Now showing 1 - 2 of 2
ItemEmissions variability in tradable permit markets with imperfect enforcement and bankingCason, Timothy ; GANGADHARAN, LATA ( 2004-09)Unexpected variation in emissions can have a substantial impact on the prices and efficiency oftradable emission permit markets. In this paper we report results from a laboratory experiment inwhich subjects participate in an emissions trading market in the presence of emissionsuncertainty. Subjects face exogenous, random positive or negative shocks to their emission levelsafter they make production and emission control plans. In some sessions we allow subjects tobank their unused permits for future use. In all sessions, subjects can trade in a reconciliationperiod to buy or sell extra permits following the shock realization. Subjects then report theiremissions to the regulatory authority and they are placed in different inspection groupsdepending on their compliance history.
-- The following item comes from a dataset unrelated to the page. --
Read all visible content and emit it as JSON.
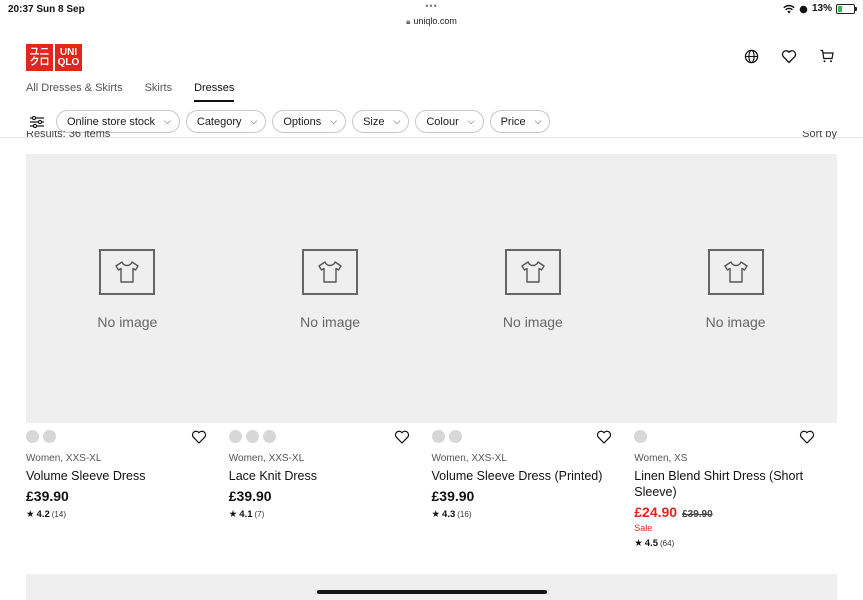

The design of our experiment allows us to identifyimportant interactions between emission shocks, banking, compliance and enforcement. We findthat the relationship between emission shocks and price changes is significantly stronger withoutbanking, so banking helps smooth out the price variability arising from the imperfect control ofemissions. This greater price stability comes at a cost, however, since noncompliance andemissions are significantly greater when banking is allowed.
ItemAn Experimental Study of Compliance and Leverage in Auditing and RegulatoryEnforcementCason, Timothy ; GANGADHARAN, LATA ( 2004-09)Evidence suggests that a large majority of firms and individuals comply with regulationsand tax laws even though the frequency of inspections and audits is often low. Moreover, finesfor noncompliance are also typically low when regulatory violations are discovered. Theseobservations are not consistent with static compliance models. Harrington (1988) modified thesestatic models by specifying a dynamic game in which some agents have an incentive to complyeven when the cost of compliance each period is greater than the expected penalty. This paperreports a laboratory experiment based on the Harrington model framework, in which subjectsmove between two inspection groups that differ in the probability of inspection and severity offine. Subjects decide to comply or not in the presence of low, medium or high compliance costs.Enforcement leverage arises in the Harrington model from movement between the inspectiongroups based on previous observed compliance and noncompliance. Our results indicate thatconsistent with the model, violation rates increase when compliance costs become higher and asthe probability of switching groups becomes lower. Behavior does not change as sharply as themodel predicts, however, since violation rates do not jump from 0 to 1 as parameters vary acrosscritical thresholds. A simple model of bounded rationality explains these deviations from optimalbehavior.